April 2017

Fixed-Distance Model for Balloon Placement During Fluoroscopy-Free Resuscitative Endovascular Balloon Occlusion of the Aorta in a Civilian Population

Author Affiliations
  • 1Ministère de la Défense, Service de Santé des Armées, Ecole de Santé des Armées, Lyon-Bron, France
  • 2Unité Mixte de Recherche T9405, Laboratoire d’Anatomie, Faculté de Médecine Lyon Est, Université Lyon 1, Lyon, France
  • 3Unit of Emergency Surgery, Department of Surgery, Centre Hospitalier Lyon-Sud, Hospices Civils de Lyon, Pierre-Bénite, France
  • 4Protypon Neurological-Neuromuscular Center, Thessaloniki, Greece
  • 5Department of Surgery, Tulane University School of Medicine, New Orleans, Louisiana
  • 6Institut de Recherche Biomédicale des Armées, Soutien médico-chirurgical des forces, Brétigny sur Orge, France
  • 7Department of Radiology, Hospices Civils de Lyon, Centre Hospitalier Lyon-Sud, Pierre-Bénite, France
  • 8Department of Anaesthesia and Critical Care Medicine, Hospices Civils de Lyon, Centre Hospitalier Lyon-Sud, Pierre-Bénite, France
JAMA Surg. 2017;152(4):351-358. doi:10.1001/jamasurg.2016.4757
Key Points

Question  When implementing resuscitative endovascular balloon occlusion of the aorta (REBOA), is the distance from the point of entry of the catheter to the balloon position in zones I and III the same for the entire general population?

Findings  In this cohort study performed using 280 computed tomographic scans, the same distances were recorded in 97% of the sample population. These distances are expected to exist in more than 94% of the general population.

Meaning  By marking these 2 distances on the catheter, we found that REBOA could be implemented without fluoroscopy, in emergency prehospital and hospital settings and for every patient regardless of morphometric and medical background data.


Importance  Resuscitative endovascular balloon occlusion of the aorta (REBOA) is an innovative procedure in the treatment of noncompressible truncal hemorrhage. However, readily available fluoroscopy remains a limiting factor in its widespread implementation. Several methods have been proposed to perform REBOA without fluoroscopic guidance, and these methods were adapted predominantly from the military theater.

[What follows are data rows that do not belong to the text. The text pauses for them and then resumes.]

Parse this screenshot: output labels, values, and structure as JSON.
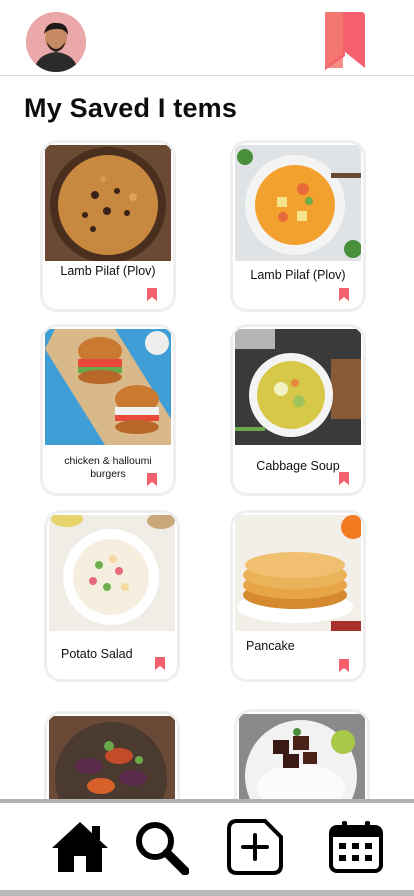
{
  "header": {
    "avatar_icon": "user-avatar",
    "bookmark_icon": "bookmark-icon",
    "bookmark_color": "#f5606e"
  },
  "page": {
    "title": "My Saved I tems"
  },
  "saved_items": [
    {
      "label": "Lamb Pilaf (Plov)",
      "image": "lamb-pilaf-photo",
      "saved": true
    },
    {
      "label": "Lamb Pilaf (Plov)",
      "image": "vegetable-soup-photo",
      "saved": true
    },
    {
      "label": "chicken & halloumi burgers",
      "image": "burgers-photo",
      "saved": true
    },
    {
      "label": "Cabbage Soup",
      "image": "cabbage-soup-photo",
      "saved": true
    },
    {
      "label": "Potato Salad",
      "image": "potato-salad-photo",
      "saved": true
    },
    {
      "label": "Pancake",
      "image": "pancake-photo",
      "saved": true
    },
    {
      "label": "",
      "image": "roasted-eggplant-photo",
      "saved": true
    },
    {
      "label": "",
      "image": "beef-rice-photo",
      "saved": true
    }
  ],
  "bottom_nav": {
    "items": [
      {
        "icon": "home-icon"
      },
      {
        "icon": "search-icon"
      },
      {
        "icon": "add-note-icon"
      },
      {
        "icon": "calendar-icon"
      }
    ]
  }
}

Objective  To develop a method for performing REBOA in a civilian population using a standardized distance from a set point of entry.

Design, Setting, and Participants  A retrospective study of whole-body computed tomographic (CT) scans from a cohort of 280 consecutive civilian trauma patients from University Hospitals of Lyon, France, was used to calculate the endovascular distances from both femoral arteries at the level of the upper border of the symphysis pubis to aortic zone I (descending thoracic aorta) and zone III (infrarenal aorta). These whole-body CT scans were performed between 2013 and 2015. Data were analyzed from July 16 to December 7, 2015.

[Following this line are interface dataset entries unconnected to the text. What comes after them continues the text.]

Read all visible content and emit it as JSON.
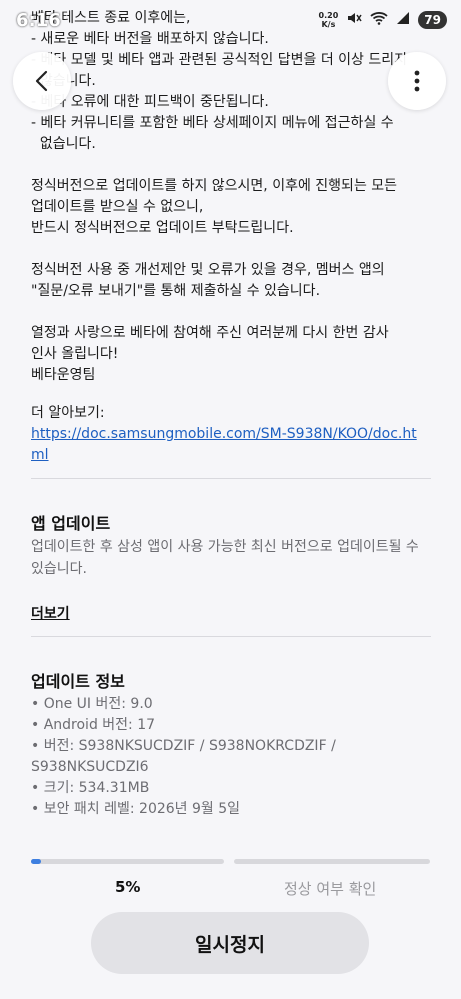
{
  "status_bar": {
    "time": "6:16",
    "speed_value": "0.20",
    "speed_unit": "K/s",
    "battery": "79",
    "icons": [
      "mute-icon",
      "wifi-icon",
      "signal-icon"
    ]
  },
  "nav": {
    "back_icon": "back-arrow-icon",
    "more_icon": "more-vertical-icon"
  },
  "notice": {
    "lines": [
      "베타 테스트 종료 이후에는,",
      "- 새로운 베타 버전을 배포하지 않습니다.",
      "- 베타 모델 및 베타 앱과 관련된 공식적인 답변을 더 이상 드리지",
      "  않습니다.",
      "- 베타 오류에 대한 피드백이 중단됩니다.",
      "- 베타 커뮤니티를 포함한 베타 상세페이지 메뉴에 접근하실 수",
      "  없습니다.",
      "",
      "정식버전으로 업데이트를 하지 않으시면, 이후에 진행되는 모든",
      "업데이트를 받으실 수 없으니,",
      "반드시 정식버전으로 업데이트 부탁드립니다.",
      "",
      "정식버전 사용 중 개선제안 및 오류가 있을 경우, 멤버스 앱의",
      "\"질문/오류 보내기\"를 통해 제출하실 수 있습니다.",
      "",
      "열정과 사랑으로 베타에 참여해 주신 여러분께 다시 한번 감사",
      "인사 올립니다!",
      "베타운영팀"
    ],
    "learn_more_label": "더 알아보기:",
    "link": "https://doc.samsungmobile.com/SM-S938N/KOO/doc.html"
  },
  "app_update": {
    "title": "앱 업데이트",
    "description": "업데이트한 후 삼성 앱이 사용 가능한 최신 버전으로 업데이트될 수 있습니다.",
    "see_more": "더보기"
  },
  "update_info": {
    "title": "업데이트 정보",
    "items": [
      "• One UI 버전: 9.0",
      "• Android 버전: 17",
      "• 버전: S938NKSUCDZIF / S938NOKRCDZIF /",
      "   S938NKSUCDZI6",
      "• 크기: 534.31MB",
      "• 보안 패치 레벨: 2026년 9월 5일"
    ]
  },
  "progress": {
    "percent_label": "5%",
    "fill_fraction": 0.05,
    "step2_label": "정상 여부 확인",
    "fill_color": "#3e7fe0",
    "track_color": "#d8d8dc"
  },
  "pause_button": {
    "label": "일시정지"
  }
}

Main Outcomes and Measures  Two segments (1 per zone) common to all CT scans were isolated, and their location, length, prevalence in the cohort, and predicted prevalence in the general population were calculated by inverting 99% certainty tolerance limits.

Results  Among the 280 trauma patients (140 men and 140 women) in this study, the mean (SD) height was 170.7 (8.7) cm, and the mean (SD) age was 38.8 (16.5) years. The common segment in zone I (414-474 mm) existed in all CT scans. The common segment in zone III (236-256 mm) existed in 99.6% and 97.9% of CT scans from the right and left femoral arteries, respectively. These segments are expected to exist in 98.7% (zone I) and 94.9% (zone III) of the general population.

Conclusions and Relevance  Target distances for blind placement of REBOA exist with more than 94% prevalence in a civilian population. These findings support the expanded use of REBOA in emergency department and prehospital settings. Validation for safety and efficacy on cadaveric and clinical models is necessary.